Crime, Cameras, and Consequences
By Amy Willis
Can economics be utilized to improve the criminal justice system? Or are economists too enamored of unintended consequences to be effective in this realm? Is technology transforming criminal justice for the better or worse? In this episode, EconTalk host Russ Roberts welcomed economist Jennifer Doleac to talk about her research in this area.
1- The conversation starts with the question, in what ways is technology transforming the criminal justice system? How would you answer this question having listened to the podcast? Would you say technology’s net effect on criminal justice has been positive or negative?
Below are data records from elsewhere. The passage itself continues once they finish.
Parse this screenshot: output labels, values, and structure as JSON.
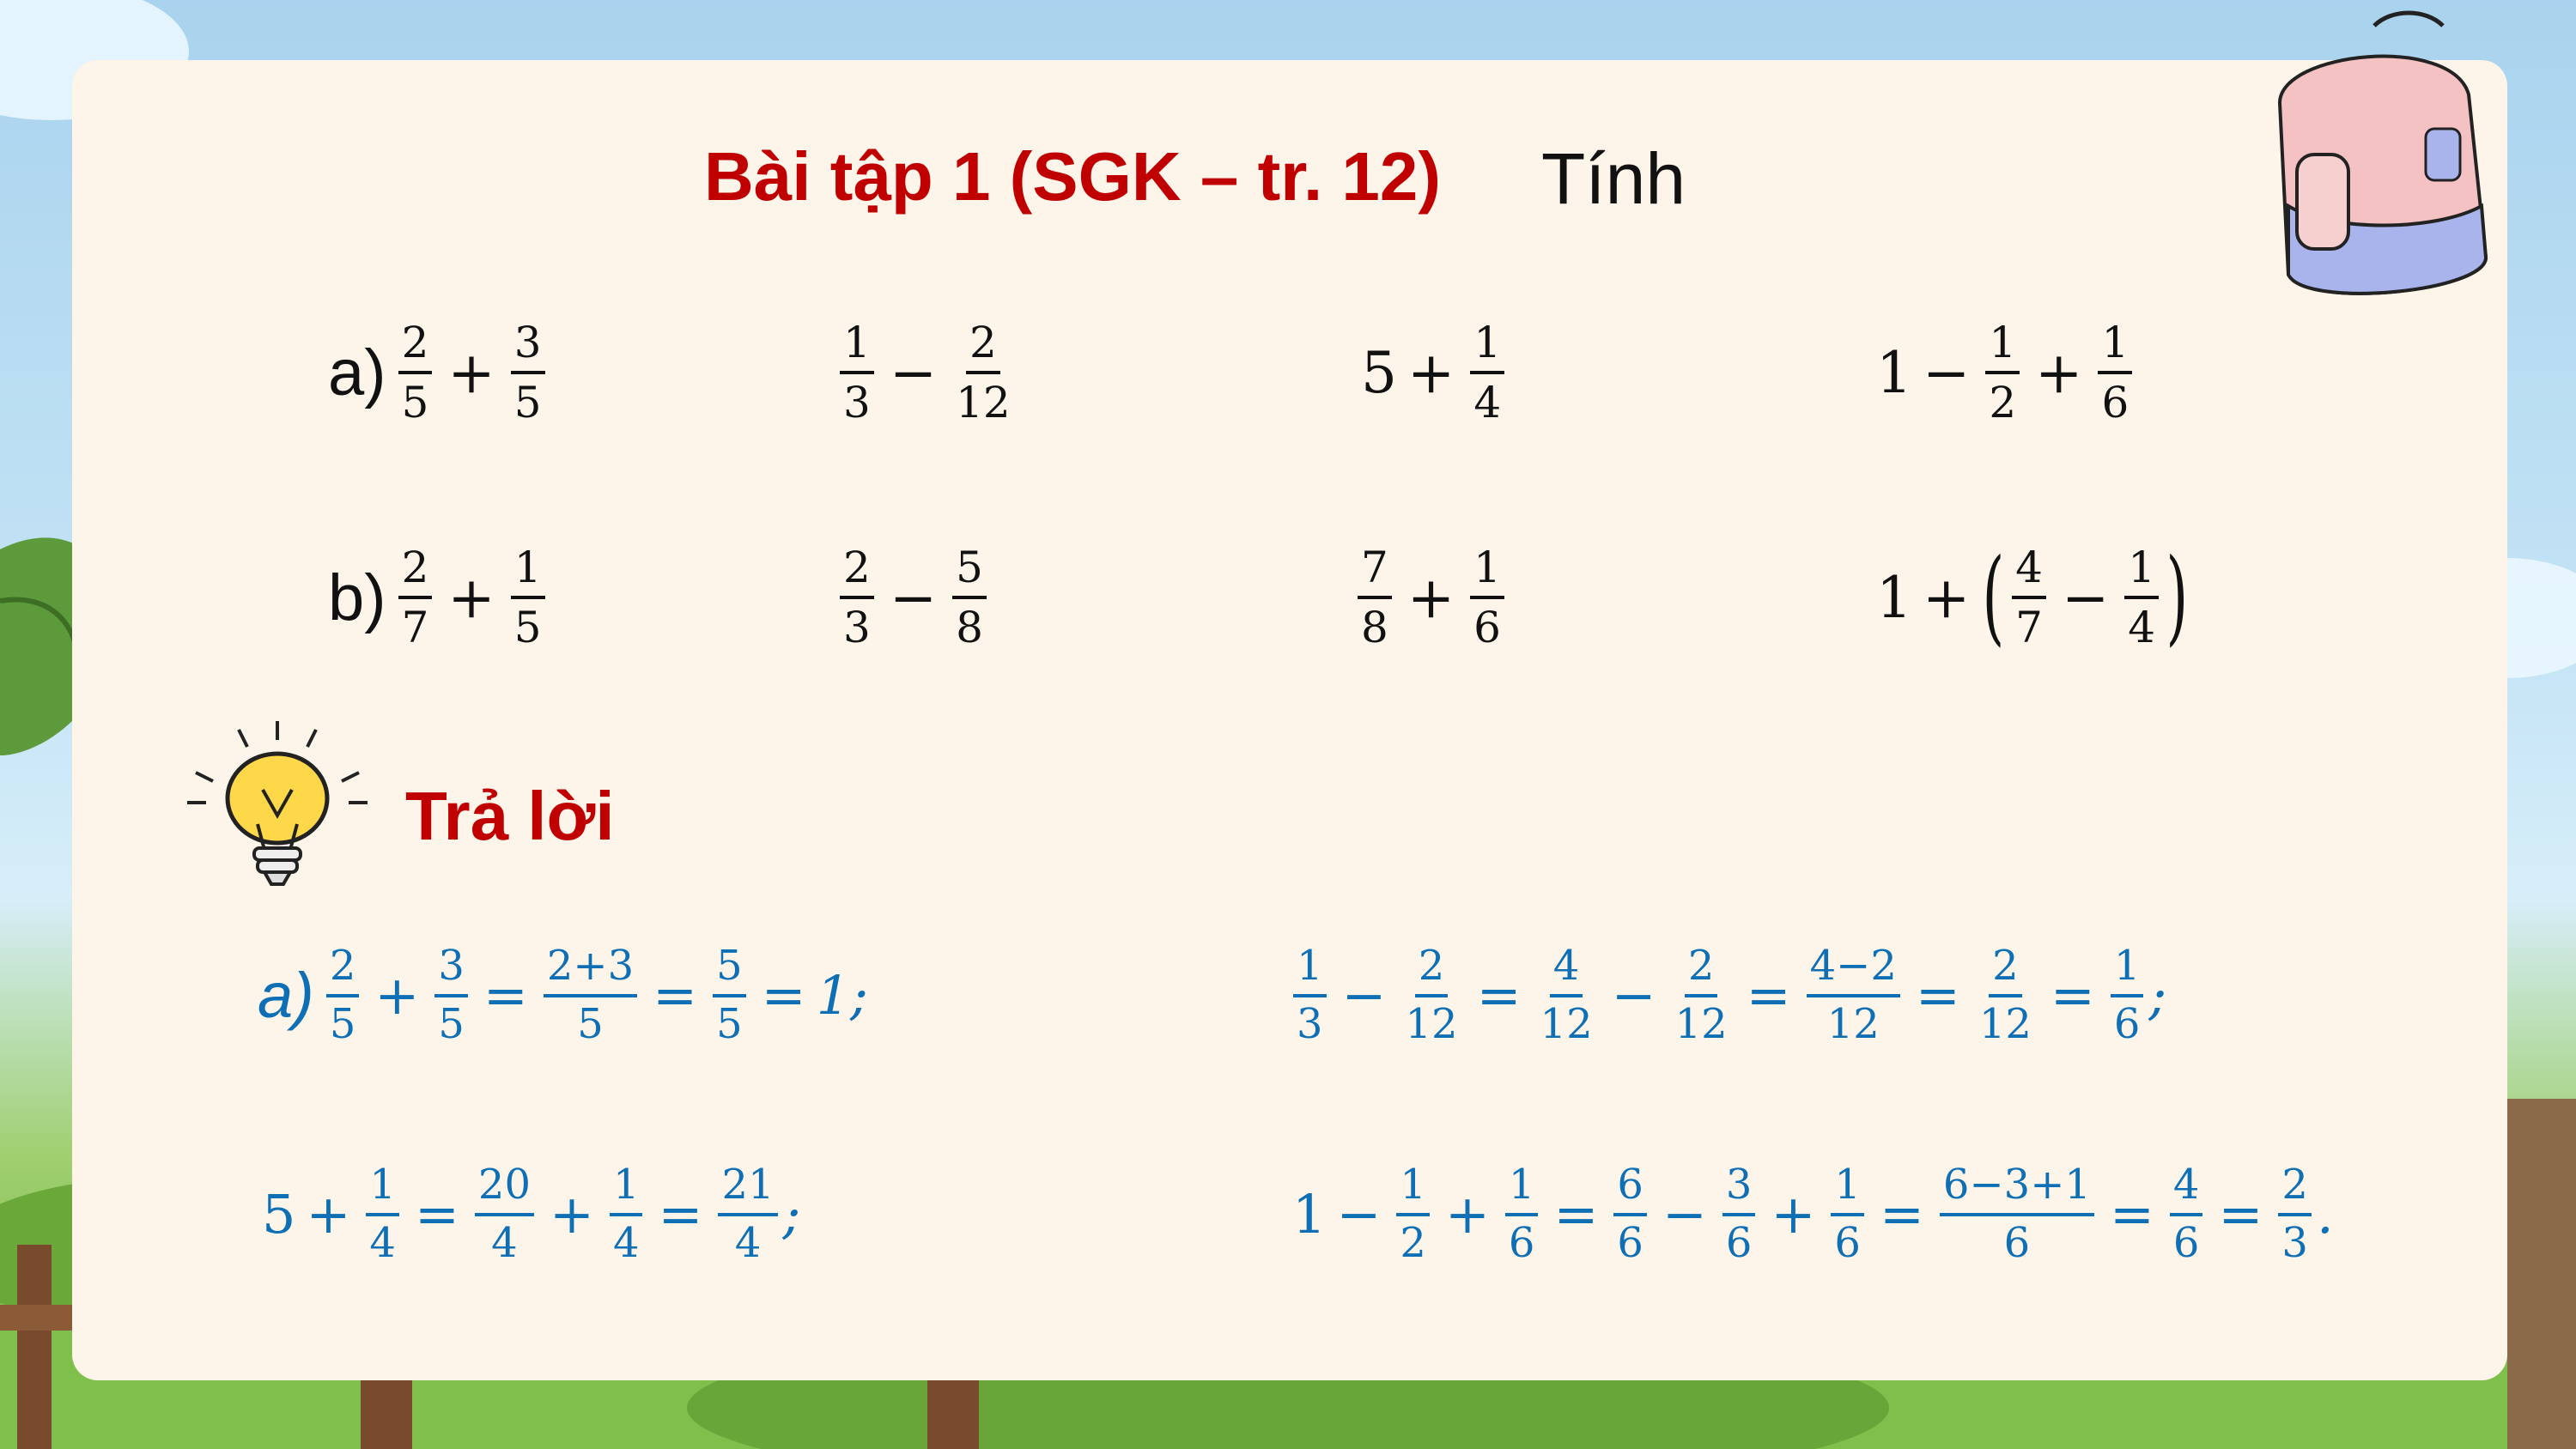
{
  "header": {
    "title": "Bài tập 1 (SGK – tr. 12)",
    "subtitle": "Tính"
  },
  "exercises": {
    "a": {
      "label": "a)",
      "items": [
        [
          "2",
          "5",
          "+",
          "3",
          "5"
        ],
        [
          "1",
          "3",
          "−",
          "2",
          "12"
        ],
        [
          "5",
          "+",
          "1",
          "4"
        ],
        [
          "1",
          "−",
          "1",
          "2",
          "+",
          "1",
          "6"
        ]
      ]
    },
    "b": {
      "label": "b)",
      "items": [
        [
          "2",
          "7",
          "+",
          "1",
          "5"
        ],
        [
          "2",
          "3",
          "−",
          "5",
          "8"
        ],
        [
          "7",
          "8",
          "+",
          "1",
          "6"
        ],
        [
          "1",
          "+",
          "(",
          "4",
          "7",
          "−",
          "1",
          "4",
          ")"
        ]
      ]
    }
  },
  "answer": {
    "heading": "Trả lời",
    "label": "a)",
    "a1": [
      "2",
      "5",
      "+",
      "3",
      "5",
      "=",
      "2+3",
      "5",
      "=",
      "5",
      "5",
      "=",
      "1;"
    ],
    "a2": [
      "1",
      "3",
      "−",
      "2",
      "12",
      "=",
      "4",
      "12",
      "−",
      "2",
      "12",
      "=",
      "4−2",
      "12",
      "=",
      "2",
      "12",
      "=",
      "1",
      "6",
      ";"
    ],
    "a3": [
      "5",
      "+",
      "1",
      "4",
      "=",
      "20",
      "4",
      "+",
      "1",
      "4",
      "=",
      "21",
      "4",
      ";"
    ],
    "a4": [
      "1",
      "−",
      "1",
      "2",
      "+",
      "1",
      "6",
      "=",
      "6",
      "6",
      "−",
      "3",
      "6",
      "+",
      "1",
      "6",
      "=",
      "6−3+1",
      "6",
      "=",
      "4",
      "6",
      "=",
      "2",
      "3",
      "."
    ]
  },
  "colors": {
    "title_red": "#c00000",
    "answer_blue": "#0f6fb5",
    "card": "#fdf4ea"
  }
}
Explain.
2- All the technologies Roberts and Doleac discuss present trade-offs, and privacy is among the greatest concerns they raise. How do you quantify privacy loss? To what extent is it possible to identify the “optimal” amount of privacy loss balanced against crime mitigation?
3- The conversation turns to police and body-worn cameras. Why might the use of cameras increase the use of force on the part of the police? Do you think the costs outweigh the benefits? Roberts suggests that if cameras are a good idea for police, they might serve teachers well, too. Should we put cameras in classrooms?
4- Doleac says that DNA databases can help to reduce crime in two ways. What are they? Which do you think is a greater invasion of privacy- omnipresent cameras or DNA databases?
5- What does Roberts mean when he expresses concern that technological solutions may be diverting us from the underlying reasons why people commit crimes? Do you think it’s fair to “ban the box”? (52:45) Why or why not?